INPUT FOR THIS TASK:
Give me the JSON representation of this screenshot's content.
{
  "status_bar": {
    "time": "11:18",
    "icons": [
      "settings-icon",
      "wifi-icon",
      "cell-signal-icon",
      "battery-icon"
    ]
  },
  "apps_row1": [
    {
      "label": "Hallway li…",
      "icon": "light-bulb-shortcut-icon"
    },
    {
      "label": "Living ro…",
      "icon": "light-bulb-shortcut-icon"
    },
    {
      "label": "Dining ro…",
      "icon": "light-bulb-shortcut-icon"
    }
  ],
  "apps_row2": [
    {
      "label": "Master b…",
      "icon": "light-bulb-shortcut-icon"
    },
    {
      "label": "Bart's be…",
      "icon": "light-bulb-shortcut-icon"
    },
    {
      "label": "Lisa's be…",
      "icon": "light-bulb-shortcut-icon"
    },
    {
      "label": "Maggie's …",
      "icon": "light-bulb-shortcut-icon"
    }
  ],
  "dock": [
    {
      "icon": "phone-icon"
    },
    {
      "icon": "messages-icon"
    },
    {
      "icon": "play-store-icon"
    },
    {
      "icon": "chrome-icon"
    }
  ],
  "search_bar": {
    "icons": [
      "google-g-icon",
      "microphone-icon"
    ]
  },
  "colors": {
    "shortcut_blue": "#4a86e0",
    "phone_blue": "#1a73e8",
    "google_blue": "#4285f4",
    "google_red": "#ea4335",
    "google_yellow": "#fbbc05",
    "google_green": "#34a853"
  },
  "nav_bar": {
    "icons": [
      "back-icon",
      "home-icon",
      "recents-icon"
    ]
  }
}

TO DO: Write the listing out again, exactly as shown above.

RESULT:
Give me the JSON representation of this screenshot's content.
{
  "status_bar": {
    "time": "11:18",
    "icons": [
      "settings-icon",
      "wifi-icon",
      "cell-signal-icon",
      "battery-icon"
    ]
  },
  "apps_row1": [
    {
      "label": "Hallway li…",
      "icon": "light-bulb-shortcut-icon"
    },
    {
      "label": "Living ro…",
      "icon": "light-bulb-shortcut-icon"
    },
    {
      "label": "Dining ro…",
      "icon": "light-bulb-shortcut-icon"
    }
  ],
  "apps_row2": [
    {
      "label": "Master b…",
      "icon": "light-bulb-shortcut-icon"
    },
    {
      "label": "Bart's be…",
      "icon": "light-bulb-shortcut-icon"
    },
    {
      "label": "Lisa's be…",
      "icon": "light-bulb-shortcut-icon"
    },
    {
      "label": "Maggie's …",
      "icon": "light-bulb-shortcut-icon"
    }
  ],
  "dock": [
    {
      "icon": "phone-icon"
    },
    {
      "icon": "messages-icon"
    },
    {
      "icon": "play-store-icon"
    },
    {
      "icon": "chrome-icon"
    }
  ],
  "search_bar": {
    "icons": [
      "google-g-icon",
      "microphone-icon"
    ]
  },
  "colors": {
    "shortcut_blue": "#4a86e0",
    "phone_blue": "#1a73e8",
    "google_blue": "#4285f4",
    "google_red": "#ea4335",
    "google_yellow": "#fbbc05",
    "google_green": "#34a853"
  },
  "nav_bar": {
    "icons": [
      "back-icon",
      "home-icon",
      "recents-icon"
    ]
  }
}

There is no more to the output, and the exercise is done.